_Exercise objective_
Scan the material below and copy every line holding the word "import".

════════════════

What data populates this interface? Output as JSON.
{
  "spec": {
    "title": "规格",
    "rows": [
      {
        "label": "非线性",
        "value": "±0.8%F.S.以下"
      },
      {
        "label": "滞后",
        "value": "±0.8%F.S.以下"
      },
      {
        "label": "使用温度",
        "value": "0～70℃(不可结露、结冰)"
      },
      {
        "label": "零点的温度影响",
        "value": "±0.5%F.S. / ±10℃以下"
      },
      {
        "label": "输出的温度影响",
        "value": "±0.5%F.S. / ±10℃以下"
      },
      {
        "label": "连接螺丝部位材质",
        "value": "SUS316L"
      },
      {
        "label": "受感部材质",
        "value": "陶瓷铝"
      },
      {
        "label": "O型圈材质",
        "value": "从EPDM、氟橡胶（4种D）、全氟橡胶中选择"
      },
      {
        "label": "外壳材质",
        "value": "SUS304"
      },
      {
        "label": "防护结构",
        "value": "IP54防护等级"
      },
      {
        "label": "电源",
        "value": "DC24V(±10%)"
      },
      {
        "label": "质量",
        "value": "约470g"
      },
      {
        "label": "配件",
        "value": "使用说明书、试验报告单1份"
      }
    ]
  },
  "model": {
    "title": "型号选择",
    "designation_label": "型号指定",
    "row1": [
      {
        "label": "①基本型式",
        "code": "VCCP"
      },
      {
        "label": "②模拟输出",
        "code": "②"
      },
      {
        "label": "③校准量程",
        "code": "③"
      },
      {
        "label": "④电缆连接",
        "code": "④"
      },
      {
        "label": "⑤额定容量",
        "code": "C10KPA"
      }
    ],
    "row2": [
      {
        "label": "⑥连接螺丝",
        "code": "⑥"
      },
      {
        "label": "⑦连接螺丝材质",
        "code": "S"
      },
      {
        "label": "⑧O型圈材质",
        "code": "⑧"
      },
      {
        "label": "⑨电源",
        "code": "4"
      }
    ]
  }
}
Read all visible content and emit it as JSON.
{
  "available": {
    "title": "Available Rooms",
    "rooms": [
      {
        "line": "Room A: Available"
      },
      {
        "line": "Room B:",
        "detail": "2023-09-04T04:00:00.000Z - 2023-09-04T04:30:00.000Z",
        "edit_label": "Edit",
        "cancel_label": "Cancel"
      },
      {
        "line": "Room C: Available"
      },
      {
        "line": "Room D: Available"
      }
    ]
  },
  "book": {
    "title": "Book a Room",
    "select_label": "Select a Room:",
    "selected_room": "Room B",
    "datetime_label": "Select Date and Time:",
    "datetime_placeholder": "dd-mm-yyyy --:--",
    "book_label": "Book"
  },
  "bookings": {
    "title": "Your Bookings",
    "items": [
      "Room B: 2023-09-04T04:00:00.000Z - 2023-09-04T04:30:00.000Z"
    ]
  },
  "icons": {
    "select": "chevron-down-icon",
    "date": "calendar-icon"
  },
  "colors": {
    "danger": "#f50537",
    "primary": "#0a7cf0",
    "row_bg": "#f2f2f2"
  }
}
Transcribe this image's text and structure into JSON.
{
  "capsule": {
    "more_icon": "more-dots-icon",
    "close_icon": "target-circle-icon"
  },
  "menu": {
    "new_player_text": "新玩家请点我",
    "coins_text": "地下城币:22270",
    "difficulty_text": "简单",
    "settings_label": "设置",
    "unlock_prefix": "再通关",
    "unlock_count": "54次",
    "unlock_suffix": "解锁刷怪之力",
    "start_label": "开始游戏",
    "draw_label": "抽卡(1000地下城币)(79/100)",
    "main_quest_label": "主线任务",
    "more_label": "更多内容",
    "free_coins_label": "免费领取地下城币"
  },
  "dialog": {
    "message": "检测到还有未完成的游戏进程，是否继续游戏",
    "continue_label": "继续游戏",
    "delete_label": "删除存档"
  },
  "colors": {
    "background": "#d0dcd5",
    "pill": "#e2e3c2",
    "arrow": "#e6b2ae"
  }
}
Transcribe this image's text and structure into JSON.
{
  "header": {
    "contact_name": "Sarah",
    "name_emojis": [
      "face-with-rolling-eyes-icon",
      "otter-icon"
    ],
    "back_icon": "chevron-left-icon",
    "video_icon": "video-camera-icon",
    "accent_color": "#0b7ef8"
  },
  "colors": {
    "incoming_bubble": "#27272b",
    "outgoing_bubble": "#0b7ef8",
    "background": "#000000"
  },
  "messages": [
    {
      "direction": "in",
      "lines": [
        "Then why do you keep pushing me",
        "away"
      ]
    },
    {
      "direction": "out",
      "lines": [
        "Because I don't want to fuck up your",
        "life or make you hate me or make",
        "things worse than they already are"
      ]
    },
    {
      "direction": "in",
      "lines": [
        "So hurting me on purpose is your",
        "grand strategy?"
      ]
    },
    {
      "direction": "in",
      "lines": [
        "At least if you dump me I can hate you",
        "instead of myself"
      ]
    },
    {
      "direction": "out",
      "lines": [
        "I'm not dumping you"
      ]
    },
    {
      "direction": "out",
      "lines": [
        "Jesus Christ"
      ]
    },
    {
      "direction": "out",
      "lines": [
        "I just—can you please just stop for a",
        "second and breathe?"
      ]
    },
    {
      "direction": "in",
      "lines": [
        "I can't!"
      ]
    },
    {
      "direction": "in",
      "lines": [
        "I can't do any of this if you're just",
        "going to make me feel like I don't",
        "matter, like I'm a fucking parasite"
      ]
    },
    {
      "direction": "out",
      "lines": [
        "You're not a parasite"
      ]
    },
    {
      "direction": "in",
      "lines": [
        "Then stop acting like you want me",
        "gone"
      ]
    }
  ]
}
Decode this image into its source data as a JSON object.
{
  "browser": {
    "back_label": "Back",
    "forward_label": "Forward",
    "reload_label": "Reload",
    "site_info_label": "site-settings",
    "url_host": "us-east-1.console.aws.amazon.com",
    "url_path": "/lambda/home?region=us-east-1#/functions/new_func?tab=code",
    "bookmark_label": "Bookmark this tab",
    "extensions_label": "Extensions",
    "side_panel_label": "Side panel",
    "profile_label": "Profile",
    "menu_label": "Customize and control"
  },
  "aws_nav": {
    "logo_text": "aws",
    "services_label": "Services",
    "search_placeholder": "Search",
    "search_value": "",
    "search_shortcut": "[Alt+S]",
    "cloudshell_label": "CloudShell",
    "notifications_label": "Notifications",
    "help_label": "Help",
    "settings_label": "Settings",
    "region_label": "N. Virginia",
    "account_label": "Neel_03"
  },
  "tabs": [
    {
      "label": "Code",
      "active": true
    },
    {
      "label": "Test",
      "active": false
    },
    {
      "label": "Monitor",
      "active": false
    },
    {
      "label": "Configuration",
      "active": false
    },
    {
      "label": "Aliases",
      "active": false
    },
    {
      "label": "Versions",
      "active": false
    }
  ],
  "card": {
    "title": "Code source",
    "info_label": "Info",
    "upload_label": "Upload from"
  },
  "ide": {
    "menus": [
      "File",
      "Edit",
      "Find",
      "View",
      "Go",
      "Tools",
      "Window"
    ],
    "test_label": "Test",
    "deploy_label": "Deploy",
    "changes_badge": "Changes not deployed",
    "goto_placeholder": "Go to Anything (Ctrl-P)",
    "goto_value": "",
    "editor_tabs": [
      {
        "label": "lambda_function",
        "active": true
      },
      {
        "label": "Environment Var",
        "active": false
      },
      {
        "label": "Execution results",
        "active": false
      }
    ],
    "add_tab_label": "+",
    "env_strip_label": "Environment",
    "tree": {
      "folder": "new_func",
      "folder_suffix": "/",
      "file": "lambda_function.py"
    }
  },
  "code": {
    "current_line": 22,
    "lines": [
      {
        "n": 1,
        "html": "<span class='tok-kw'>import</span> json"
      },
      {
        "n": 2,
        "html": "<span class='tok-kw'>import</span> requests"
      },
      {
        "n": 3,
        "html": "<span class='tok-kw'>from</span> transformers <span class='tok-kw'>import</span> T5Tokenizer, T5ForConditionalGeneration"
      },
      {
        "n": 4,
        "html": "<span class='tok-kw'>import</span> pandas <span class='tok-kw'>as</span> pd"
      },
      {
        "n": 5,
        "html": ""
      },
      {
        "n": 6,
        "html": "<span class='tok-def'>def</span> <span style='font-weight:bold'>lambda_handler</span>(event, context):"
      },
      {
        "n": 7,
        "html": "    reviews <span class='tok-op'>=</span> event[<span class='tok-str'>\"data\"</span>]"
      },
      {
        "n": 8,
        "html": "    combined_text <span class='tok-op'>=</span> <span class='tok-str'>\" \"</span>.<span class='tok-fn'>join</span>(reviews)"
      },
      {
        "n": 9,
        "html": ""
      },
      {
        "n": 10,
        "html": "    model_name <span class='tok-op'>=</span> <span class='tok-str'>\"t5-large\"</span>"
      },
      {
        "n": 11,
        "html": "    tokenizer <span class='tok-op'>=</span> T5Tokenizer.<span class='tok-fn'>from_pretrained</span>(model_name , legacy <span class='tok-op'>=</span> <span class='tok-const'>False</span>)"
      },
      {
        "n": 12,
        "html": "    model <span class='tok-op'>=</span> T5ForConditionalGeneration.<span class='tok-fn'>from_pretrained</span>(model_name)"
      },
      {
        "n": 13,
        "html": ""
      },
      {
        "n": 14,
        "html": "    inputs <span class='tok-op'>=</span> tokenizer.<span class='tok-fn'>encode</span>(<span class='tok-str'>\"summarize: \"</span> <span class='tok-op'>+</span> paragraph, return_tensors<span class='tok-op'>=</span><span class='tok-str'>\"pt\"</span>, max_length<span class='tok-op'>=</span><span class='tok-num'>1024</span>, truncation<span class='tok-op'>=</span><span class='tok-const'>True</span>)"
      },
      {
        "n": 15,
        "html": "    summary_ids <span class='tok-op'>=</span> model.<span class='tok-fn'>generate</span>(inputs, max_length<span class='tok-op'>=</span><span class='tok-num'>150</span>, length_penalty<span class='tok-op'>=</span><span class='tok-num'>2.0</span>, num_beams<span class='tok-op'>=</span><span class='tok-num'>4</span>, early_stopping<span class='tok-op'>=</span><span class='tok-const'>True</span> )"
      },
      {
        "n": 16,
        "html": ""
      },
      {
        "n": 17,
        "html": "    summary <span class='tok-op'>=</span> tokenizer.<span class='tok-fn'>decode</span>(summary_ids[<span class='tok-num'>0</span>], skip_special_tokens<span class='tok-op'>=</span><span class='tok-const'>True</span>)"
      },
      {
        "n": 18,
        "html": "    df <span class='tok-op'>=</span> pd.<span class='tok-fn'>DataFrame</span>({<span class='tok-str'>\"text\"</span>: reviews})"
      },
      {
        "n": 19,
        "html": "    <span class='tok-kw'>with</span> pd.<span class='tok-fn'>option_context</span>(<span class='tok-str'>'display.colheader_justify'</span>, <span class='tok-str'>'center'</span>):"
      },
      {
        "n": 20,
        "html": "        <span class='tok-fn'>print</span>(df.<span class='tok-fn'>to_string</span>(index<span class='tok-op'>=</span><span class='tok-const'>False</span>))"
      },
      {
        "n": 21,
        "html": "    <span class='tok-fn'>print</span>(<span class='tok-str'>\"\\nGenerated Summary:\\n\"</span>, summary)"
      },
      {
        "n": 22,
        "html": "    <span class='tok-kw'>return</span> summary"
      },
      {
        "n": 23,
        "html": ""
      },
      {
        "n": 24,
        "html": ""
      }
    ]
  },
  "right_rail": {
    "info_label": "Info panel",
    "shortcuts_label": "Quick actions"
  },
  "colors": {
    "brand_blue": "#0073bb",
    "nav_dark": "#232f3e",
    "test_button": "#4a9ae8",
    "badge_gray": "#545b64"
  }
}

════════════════

_Task answer_
        "html": "<span class='tok-kw'>import</span> json"
        "html": "<span class='tok-kw'>import</span> requests"
        "html": "<span class='tok-kw'>from</span> transformers <span class='tok-kw'>import</span> T5Tokenizer, T5ForConditionalGeneration"
        "html": "<span class='tok-kw'>import</span> pandas <span class='tok-kw'>as</span> pd"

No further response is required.